Segment Open

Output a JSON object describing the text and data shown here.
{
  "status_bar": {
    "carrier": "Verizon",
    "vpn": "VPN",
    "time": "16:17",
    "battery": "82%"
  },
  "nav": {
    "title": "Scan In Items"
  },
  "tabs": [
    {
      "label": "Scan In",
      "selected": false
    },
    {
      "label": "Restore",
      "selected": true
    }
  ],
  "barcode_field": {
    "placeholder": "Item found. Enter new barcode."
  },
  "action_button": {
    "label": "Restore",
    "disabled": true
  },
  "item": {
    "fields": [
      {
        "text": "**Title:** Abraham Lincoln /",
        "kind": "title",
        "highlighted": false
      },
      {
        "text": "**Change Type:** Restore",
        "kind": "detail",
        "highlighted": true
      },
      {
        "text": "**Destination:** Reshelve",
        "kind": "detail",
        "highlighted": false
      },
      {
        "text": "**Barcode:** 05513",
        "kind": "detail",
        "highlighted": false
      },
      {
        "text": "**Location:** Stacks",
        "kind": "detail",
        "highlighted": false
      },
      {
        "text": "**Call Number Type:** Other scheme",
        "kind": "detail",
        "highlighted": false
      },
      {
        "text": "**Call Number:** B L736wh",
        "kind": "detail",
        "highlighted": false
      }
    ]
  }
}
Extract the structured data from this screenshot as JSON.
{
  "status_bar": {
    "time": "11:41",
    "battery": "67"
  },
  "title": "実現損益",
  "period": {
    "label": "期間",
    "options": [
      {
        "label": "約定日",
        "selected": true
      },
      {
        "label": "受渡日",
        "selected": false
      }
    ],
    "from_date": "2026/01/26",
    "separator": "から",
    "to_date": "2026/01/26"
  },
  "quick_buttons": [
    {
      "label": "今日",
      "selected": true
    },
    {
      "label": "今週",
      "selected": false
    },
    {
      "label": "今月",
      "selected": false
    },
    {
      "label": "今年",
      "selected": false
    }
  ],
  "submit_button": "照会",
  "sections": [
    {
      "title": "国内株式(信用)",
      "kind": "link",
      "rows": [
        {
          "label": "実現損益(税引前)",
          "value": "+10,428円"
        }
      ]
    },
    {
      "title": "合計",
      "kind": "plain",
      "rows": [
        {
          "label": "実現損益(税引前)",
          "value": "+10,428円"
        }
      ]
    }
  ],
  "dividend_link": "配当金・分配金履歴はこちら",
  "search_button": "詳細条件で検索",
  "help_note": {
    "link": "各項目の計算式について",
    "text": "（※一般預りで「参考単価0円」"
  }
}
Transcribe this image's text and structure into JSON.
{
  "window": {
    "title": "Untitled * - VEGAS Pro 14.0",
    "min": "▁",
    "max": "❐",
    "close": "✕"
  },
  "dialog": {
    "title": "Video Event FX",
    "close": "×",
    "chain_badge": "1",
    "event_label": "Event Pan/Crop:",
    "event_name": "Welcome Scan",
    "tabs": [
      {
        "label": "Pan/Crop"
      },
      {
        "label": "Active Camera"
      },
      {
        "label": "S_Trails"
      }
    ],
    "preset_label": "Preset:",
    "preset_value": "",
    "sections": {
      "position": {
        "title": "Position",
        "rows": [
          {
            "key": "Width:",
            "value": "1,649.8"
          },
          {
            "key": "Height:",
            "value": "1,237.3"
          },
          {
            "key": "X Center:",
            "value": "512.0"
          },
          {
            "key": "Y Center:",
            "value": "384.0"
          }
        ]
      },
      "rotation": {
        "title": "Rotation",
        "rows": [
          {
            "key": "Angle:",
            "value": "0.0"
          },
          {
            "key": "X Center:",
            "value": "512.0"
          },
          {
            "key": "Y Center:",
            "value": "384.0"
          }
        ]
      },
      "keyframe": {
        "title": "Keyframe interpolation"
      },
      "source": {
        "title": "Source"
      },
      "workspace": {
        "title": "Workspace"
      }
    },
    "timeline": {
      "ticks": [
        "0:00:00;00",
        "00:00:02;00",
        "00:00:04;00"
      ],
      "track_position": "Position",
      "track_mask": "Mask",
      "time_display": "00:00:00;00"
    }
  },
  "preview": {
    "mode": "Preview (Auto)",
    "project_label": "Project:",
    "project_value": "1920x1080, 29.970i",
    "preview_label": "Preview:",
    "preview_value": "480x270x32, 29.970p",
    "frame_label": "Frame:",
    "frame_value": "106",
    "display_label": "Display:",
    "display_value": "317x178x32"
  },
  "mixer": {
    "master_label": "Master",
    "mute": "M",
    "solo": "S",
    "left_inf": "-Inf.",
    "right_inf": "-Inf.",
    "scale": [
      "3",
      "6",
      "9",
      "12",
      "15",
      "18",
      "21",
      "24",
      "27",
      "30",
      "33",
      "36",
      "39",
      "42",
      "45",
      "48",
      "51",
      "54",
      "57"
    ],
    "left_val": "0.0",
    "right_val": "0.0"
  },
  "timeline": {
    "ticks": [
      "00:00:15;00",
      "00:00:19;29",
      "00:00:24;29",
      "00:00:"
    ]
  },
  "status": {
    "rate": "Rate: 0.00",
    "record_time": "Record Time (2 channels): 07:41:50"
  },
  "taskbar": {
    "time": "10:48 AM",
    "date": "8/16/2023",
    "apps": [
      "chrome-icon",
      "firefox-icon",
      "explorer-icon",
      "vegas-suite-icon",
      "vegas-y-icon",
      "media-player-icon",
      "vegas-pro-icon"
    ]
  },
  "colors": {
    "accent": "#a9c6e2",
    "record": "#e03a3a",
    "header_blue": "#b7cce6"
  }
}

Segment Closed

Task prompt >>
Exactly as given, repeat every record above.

Problem solution >>
Output a JSON object describing the text and data shown here.
{
  "status_bar": {
    "carrier": "Verizon",
    "vpn": "VPN",
    "time": "16:17",
    "battery": "82%"
  },
  "nav": {
    "title": "Scan In Items"
  },
  "tabs": [
    {
      "label": "Scan In",
      "selected": false
    },
    {
      "label": "Restore",
      "selected": true
    }
  ],
  "barcode_field": {
    "placeholder": "Item found. Enter new barcode."
  },
  "action_button": {
    "label": "Restore",
    "disabled": true
  },
  "item": {
    "fields": [
      {
        "text": "**Title:** Abraham Lincoln /",
        "kind": "title",
        "highlighted": false
      },
      {
        "text": "**Change Type:** Restore",
        "kind": "detail",
        "highlighted": true
      },
      {
        "text": "**Destination:** Reshelve",
        "kind": "detail",
        "highlighted": false
      },
      {
        "text": "**Barcode:** 05513",
        "kind": "detail",
        "highlighted": false
      },
      {
        "text": "**Location:** Stacks",
        "kind": "detail",
        "highlighted": false
      },
      {
        "text": "**Call Number Type:** Other scheme",
        "kind": "detail",
        "highlighted": false
      },
      {
        "text": "**Call Number:** B L736wh",
        "kind": "detail",
        "highlighted": false
      }
    ]
  }
}
Extract the structured data from this screenshot as JSON.
{
  "status_bar": {
    "time": "11:41",
    "battery": "67"
  },
  "title": "実現損益",
  "period": {
    "label": "期間",
    "options": [
      {
        "label": "約定日",
        "selected": true
      },
      {
        "label": "受渡日",
        "selected": false
      }
    ],
    "from_date": "2026/01/26",
    "separator": "から",
    "to_date": "2026/01/26"
  },
  "quick_buttons": [
    {
      "label": "今日",
      "selected": true
    },
    {
      "label": "今週",
      "selected": false
    },
    {
      "label": "今月",
      "selected": false
    },
    {
      "label": "今年",
      "selected": false
    }
  ],
  "submit_button": "照会",
  "sections": [
    {
      "title": "国内株式(信用)",
      "kind": "link",
      "rows": [
        {
          "label": "実現損益(税引前)",
          "value": "+10,428円"
        }
      ]
    },
    {
      "title": "合計",
      "kind": "plain",
      "rows": [
        {
          "label": "実現損益(税引前)",
          "value": "+10,428円"
        }
      ]
    }
  ],
  "dividend_link": "配当金・分配金履歴はこちら",
  "search_button": "詳細条件で検索",
  "help_note": {
    "link": "各項目の計算式について",
    "text": "（※一般預りで「参考単価0円」"
  }
}
Transcribe this image's text and structure into JSON.
{
  "window": {
    "title": "Untitled * - VEGAS Pro 14.0",
    "min": "▁",
    "max": "❐",
    "close": "✕"
  },
  "dialog": {
    "title": "Video Event FX",
    "close": "×",
    "chain_badge": "1",
    "event_label": "Event Pan/Crop:",
    "event_name": "Welcome Scan",
    "tabs": [
      {
        "label": "Pan/Crop"
      },
      {
        "label": "Active Camera"
      },
      {
        "label": "S_Trails"
      }
    ],
    "preset_label": "Preset:",
    "preset_value": "",
    "sections": {
      "position": {
        "title": "Position",
        "rows": [
          {
            "key": "Width:",
            "value": "1,649.8"
          },
          {
            "key": "Height:",
            "value": "1,237.3"
          },
          {
            "key": "X Center:",
            "value": "512.0"
          },
          {
            "key": "Y Center:",
            "value": "384.0"
          }
        ]
      },
      "rotation": {
        "title": "Rotation",
        "rows": [
          {
            "key": "Angle:",
            "value": "0.0"
          },
          {
            "key": "X Center:",
            "value": "512.0"
          },
          {
            "key": "Y Center:",
            "value": "384.0"
          }
        ]
      },
      "keyframe": {
        "title": "Keyframe interpolation"
      },
      "source": {
        "title": "Source"
      },
      "workspace": {
        "title": "Workspace"
      }
    },
    "timeline": {
      "ticks": [
        "0:00:00;00",
        "00:00:02;00",
        "00:00:04;00"
      ],
      "track_position": "Position",
      "track_mask": "Mask",
      "time_display": "00:00:00;00"
    }
  },
  "preview": {
    "mode": "Preview (Auto)",
    "project_label": "Project:",
    "project_value": "1920x1080, 29.970i",
    "preview_label": "Preview:",
    "preview_value": "480x270x32, 29.970p",
    "frame_label": "Frame:",
    "frame_value": "106",
    "display_label": "Display:",
    "display_value": "317x178x32"
  },
  "mixer": {
    "master_label": "Master",
    "mute": "M",
    "solo": "S",
    "left_inf": "-Inf.",
    "right_inf": "-Inf.",
    "scale": [
      "3",
      "6",
      "9",
      "12",
      "15",
      "18",
      "21",
      "24",
      "27",
      "30",
      "33",
      "36",
      "39",
      "42",
      "45",
      "48",
      "51",
      "54",
      "57"
    ],
    "left_val": "0.0",
    "right_val": "0.0"
  },
  "timeline": {
    "ticks": [
      "00:00:15;00",
      "00:00:19;29",
      "00:00:24;29",
      "00:00:"
    ]
  },
  "status": {
    "rate": "Rate: 0.00",
    "record_time": "Record Time (2 channels): 07:41:50"
  },
  "taskbar": {
    "time": "10:48 AM",
    "date": "8/16/2023",
    "apps": [
      "chrome-icon",
      "firefox-icon",
      "explorer-icon",
      "vegas-suite-icon",
      "vegas-y-icon",
      "media-player-icon",
      "vegas-pro-icon"
    ]
  },
  "colors": {
    "accent": "#a9c6e2",
    "record": "#e03a3a",
    "header_blue": "#b7cce6"
  }
}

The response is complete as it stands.